- Opening Delimiter -
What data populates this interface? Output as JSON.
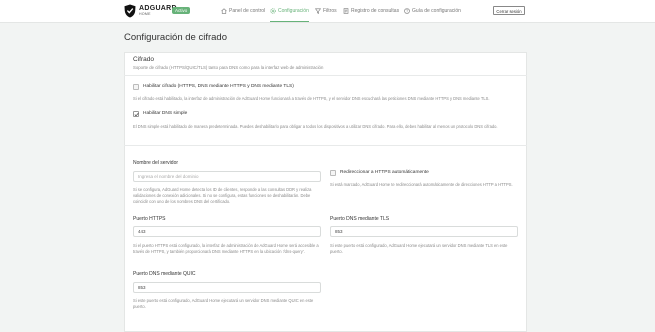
{
  "header": {
    "brand": "ADGUARD",
    "brand_sub": "HOME",
    "status_badge": "Activo",
    "nav": [
      {
        "label": "Panel de control",
        "icon": "dashboard-icon"
      },
      {
        "label": "Configuración",
        "icon": "gear-icon",
        "active": true
      },
      {
        "label": "Filtros",
        "icon": "filter-icon"
      },
      {
        "label": "Registro de consultas",
        "icon": "log-icon"
      },
      {
        "label": "Guía de configuración",
        "icon": "help-icon"
      }
    ],
    "logout": "Cerrar sesión"
  },
  "page": {
    "title": "Configuración de cifrado"
  },
  "card": {
    "title": "Cifrado",
    "subtitle": "Soporte de cifrado (HTTPS/QUIC/TLS) tanto para DNS como para la interfaz web de administración"
  },
  "encryption": {
    "enable_label": "Habilitar cifrado (HTTPS, DNS mediante HTTPS y DNS mediante TLS)",
    "enable_checked": false,
    "enable_desc": "Si el cifrado está habilitado, la interfaz de administración de AdGuard Home funcionará a través de HTTPS, y el servidor DNS escuchará las peticiones DNS mediante HTTPS y DNS mediante TLS.",
    "plain_label": "Habilitar DNS simple",
    "plain_checked": true,
    "plain_desc": "El DNS simple está habilitado de manera predeterminada. Puedes deshabilitarlo para obligar a todos los dispositivos a utilizar DNS cifrado. Para ello, debes habilitar al menos un protocolo DNS cifrado."
  },
  "fields": {
    "server_name_label": "Nombre del servidor",
    "server_name_placeholder": "Ingresa el nombre del dominio",
    "server_name_desc": "Si se configura, AdGuard Home detecta los ID de clientes, responde a las consultas DDR y realiza validaciones de conexión adicionales. Si no se configura, estas funciones se deshabilitarán. Debe coincidir con uno de los nombres DNS del certificado.",
    "redirect_label": "Redireccionar a HTTPS automáticamente",
    "redirect_desc": "Si está marcado, AdGuard Home te redireccionará automáticamente de direcciones HTTP a HTTPS.",
    "https_port_label": "Puerto HTTPS",
    "https_port_value": "443",
    "https_port_desc": "Si el puerto HTTPS está configurado, la interfaz de administración de AdGuard Home será accesible a través de HTTPS, y también proporcionará DNS mediante HTTPS en la ubicación '/dns-query'.",
    "tls_port_label": "Puerto DNS mediante TLS",
    "tls_port_value": "853",
    "tls_port_desc": "Si este puerto está configurado, AdGuard Home ejecutará un servidor DNS mediante TLS en este puerto.",
    "quic_port_label": "Puerto DNS mediante QUIC",
    "quic_port_value": "853",
    "quic_port_desc": "Si este puerto está configurado, AdGuard Home ejecutará un servidor DNS mediante QUIC en este puerto."
  }
}
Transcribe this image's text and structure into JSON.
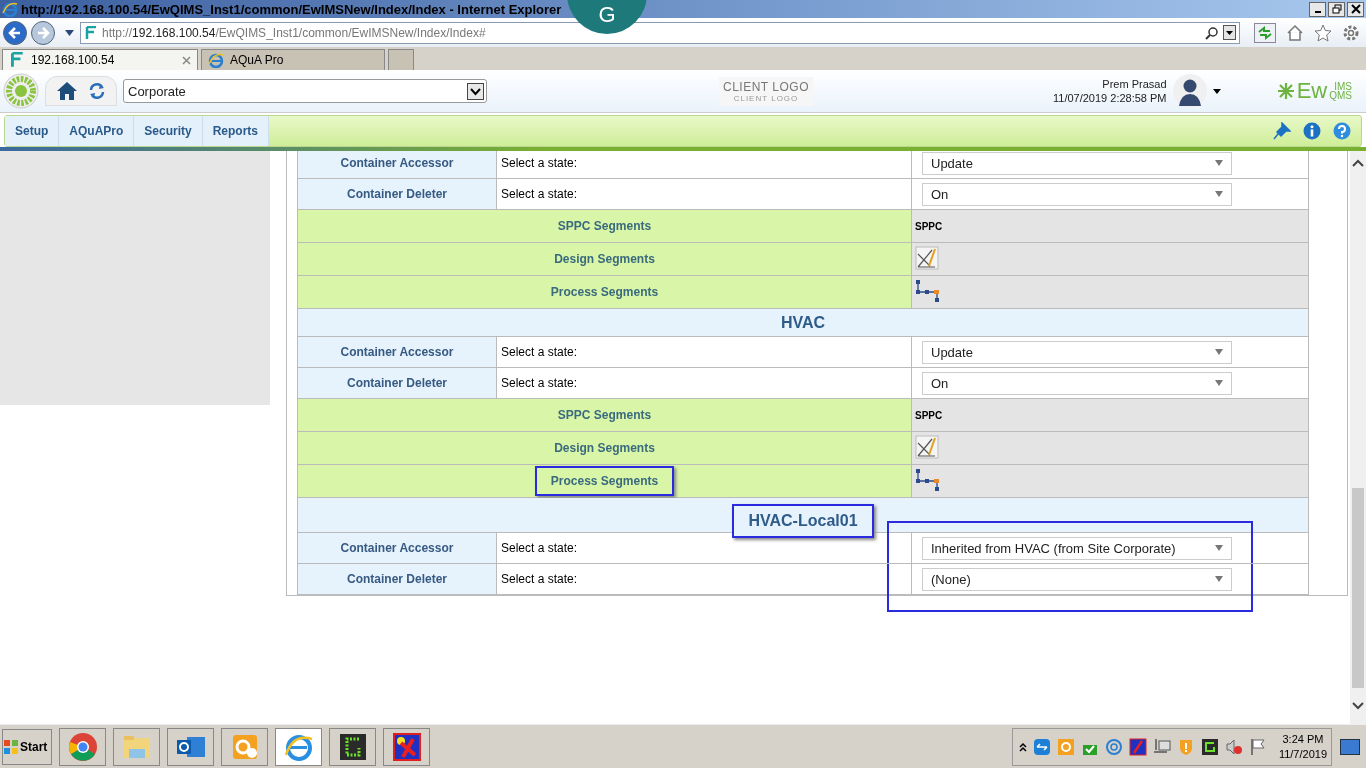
{
  "browser": {
    "title": "http://192.168.100.54/EwQIMS_Inst1/common/EwIMSNew/Index/Index - Internet Explorer",
    "address": {
      "scheme": "http://",
      "host": "192.168.100.54",
      "path": "/EwQIMS_Inst1/common/EwIMSNew/Index/Index#"
    },
    "tabs": [
      {
        "label": "192.168.100.54",
        "selected": true
      },
      {
        "label": "AQuA Pro",
        "selected": false
      }
    ],
    "floating_badge": "G"
  },
  "header": {
    "site": "Corporate",
    "client_logo": "CLIENT LOGO",
    "client_logo_sub": "CLIENT LOGO",
    "user_name": "Prem Prasad",
    "datetime": "11/07/2019 2:28:58 PM",
    "brand": {
      "main": "Ew",
      "top": "IMS",
      "bottom": "QMS"
    }
  },
  "menu": [
    {
      "label": "Setup"
    },
    {
      "label": "AQuAPro"
    },
    {
      "label": "Security"
    },
    {
      "label": "Reports"
    }
  ],
  "rows": [
    {
      "kind": "state",
      "label": "Container Accessor",
      "prompt": "Select a state:",
      "value": "Update",
      "highlighted": false
    },
    {
      "kind": "state",
      "label": "Container Deleter",
      "prompt": "Select a state:",
      "value": "On",
      "highlighted": false
    },
    {
      "kind": "text_segment",
      "label": "SPPC Segments",
      "value": "SPPC",
      "highlighted": false
    },
    {
      "kind": "design_segment",
      "label": "Design Segments",
      "highlighted": false
    },
    {
      "kind": "process_segment",
      "label": "Process Segments",
      "highlighted": false
    },
    {
      "kind": "heading",
      "title": "HVAC",
      "highlighted": false
    },
    {
      "kind": "state",
      "label": "Container Accessor",
      "prompt": "Select a state:",
      "value": "Update",
      "highlighted": false
    },
    {
      "kind": "state",
      "label": "Container Deleter",
      "prompt": "Select a state:",
      "value": "On",
      "highlighted": false
    },
    {
      "kind": "text_segment",
      "label": "SPPC Segments",
      "value": "SPPC",
      "highlighted": false
    },
    {
      "kind": "design_segment",
      "label": "Design Segments",
      "highlighted": false
    },
    {
      "kind": "process_segment",
      "label": "Process Segments",
      "highlighted": true
    },
    {
      "kind": "heading",
      "title": "HVAC-Local01",
      "highlighted": true
    },
    {
      "kind": "state",
      "label": "Container Accessor",
      "prompt": "Select a state:",
      "value": "Inherited from HVAC (from Site Corporate)",
      "highlighted": true
    },
    {
      "kind": "state",
      "label": "Container Deleter",
      "prompt": "Select a state:",
      "value": "(None)",
      "highlighted": true
    }
  ],
  "taskbar": {
    "start": "Start",
    "clock_time": "3:24 PM",
    "clock_date": "11/7/2019"
  }
}
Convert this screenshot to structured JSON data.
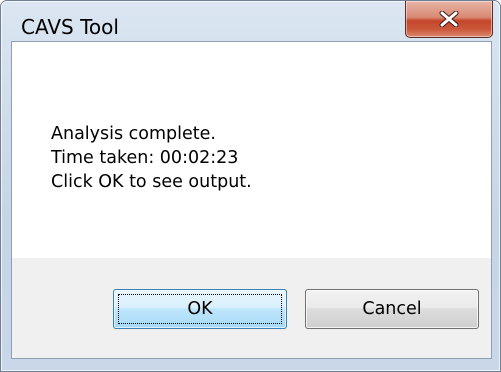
{
  "window": {
    "title": "CAVS Tool",
    "close_glyph": "close-icon"
  },
  "message": {
    "line1": "Analysis complete.",
    "line2": "Time taken: 00:02:23",
    "line3": "Click OK to see output."
  },
  "buttons": {
    "ok_label": "OK",
    "cancel_label": "Cancel"
  },
  "colors": {
    "close_button": "#c4452a",
    "default_button_border": "#3c7fb1"
  }
}
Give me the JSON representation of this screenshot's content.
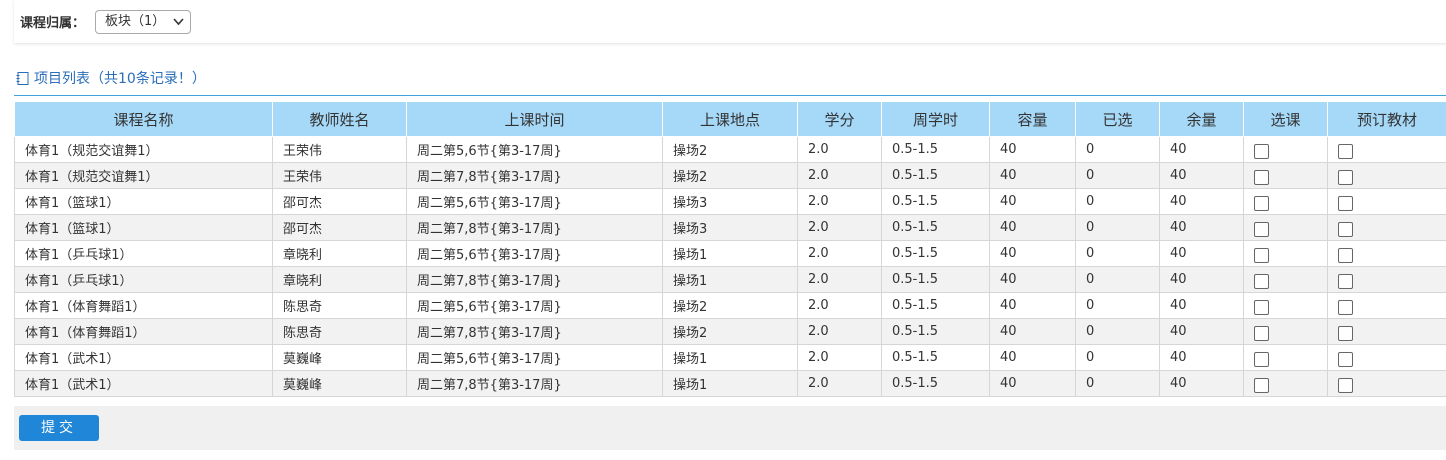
{
  "filter": {
    "label": "课程归属：",
    "selected": "板块（1）"
  },
  "list": {
    "title": "项目列表（共10条记录！）"
  },
  "table": {
    "headers": [
      "课程名称",
      "教师姓名",
      "上课时间",
      "上课地点",
      "学分",
      "周学时",
      "容量",
      "已选",
      "余量",
      "选课",
      "预订教材"
    ],
    "rows": [
      {
        "course": "体育1（规范交谊舞1）",
        "teacher": "王荣伟",
        "time": "周二第5,6节{第3-17周}",
        "place": "操场2",
        "credit": "2.0",
        "hours": "0.5-1.5",
        "capacity": "40",
        "selected": "0",
        "remain": "40"
      },
      {
        "course": "体育1（规范交谊舞1）",
        "teacher": "王荣伟",
        "time": "周二第7,8节{第3-17周}",
        "place": "操场2",
        "credit": "2.0",
        "hours": "0.5-1.5",
        "capacity": "40",
        "selected": "0",
        "remain": "40"
      },
      {
        "course": "体育1（篮球1）",
        "teacher": "邵可杰",
        "time": "周二第5,6节{第3-17周}",
        "place": "操场3",
        "credit": "2.0",
        "hours": "0.5-1.5",
        "capacity": "40",
        "selected": "0",
        "remain": "40"
      },
      {
        "course": "体育1（篮球1）",
        "teacher": "邵可杰",
        "time": "周二第7,8节{第3-17周}",
        "place": "操场3",
        "credit": "2.0",
        "hours": "0.5-1.5",
        "capacity": "40",
        "selected": "0",
        "remain": "40"
      },
      {
        "course": "体育1（乒乓球1）",
        "teacher": "章晓利",
        "time": "周二第5,6节{第3-17周}",
        "place": "操场1",
        "credit": "2.0",
        "hours": "0.5-1.5",
        "capacity": "40",
        "selected": "0",
        "remain": "40"
      },
      {
        "course": "体育1（乒乓球1）",
        "teacher": "章晓利",
        "time": "周二第7,8节{第3-17周}",
        "place": "操场1",
        "credit": "2.0",
        "hours": "0.5-1.5",
        "capacity": "40",
        "selected": "0",
        "remain": "40"
      },
      {
        "course": "体育1（体育舞蹈1）",
        "teacher": "陈思奇",
        "time": "周二第5,6节{第3-17周}",
        "place": "操场2",
        "credit": "2.0",
        "hours": "0.5-1.5",
        "capacity": "40",
        "selected": "0",
        "remain": "40"
      },
      {
        "course": "体育1（体育舞蹈1）",
        "teacher": "陈思奇",
        "time": "周二第7,8节{第3-17周}",
        "place": "操场2",
        "credit": "2.0",
        "hours": "0.5-1.5",
        "capacity": "40",
        "selected": "0",
        "remain": "40"
      },
      {
        "course": "体育1（武术1）",
        "teacher": "莫巍峰",
        "time": "周二第5,6节{第3-17周}",
        "place": "操场1",
        "credit": "2.0",
        "hours": "0.5-1.5",
        "capacity": "40",
        "selected": "0",
        "remain": "40"
      },
      {
        "course": "体育1（武术1）",
        "teacher": "莫巍峰",
        "time": "周二第7,8节{第3-17周}",
        "place": "操场1",
        "credit": "2.0",
        "hours": "0.5-1.5",
        "capacity": "40",
        "selected": "0",
        "remain": "40"
      }
    ]
  },
  "actions": {
    "submit_label": "提交"
  },
  "colors": {
    "header_bg": "#a6d8f7",
    "link": "#2a6ebb",
    "button": "#1f86d8",
    "rule": "#3fa3d8"
  },
  "icons": {
    "list_icon": "notebook-icon",
    "select_chevron": "chevron-down-icon"
  }
}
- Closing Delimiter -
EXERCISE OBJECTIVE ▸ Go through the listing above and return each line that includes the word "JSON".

OUTPUT ▸
What data populates this interface? Output as JSON.
Transcribe this image's text and structure into JSON.
Convert this screenshot to structured JSON data.
Give me the JSON representation of this screenshot's content.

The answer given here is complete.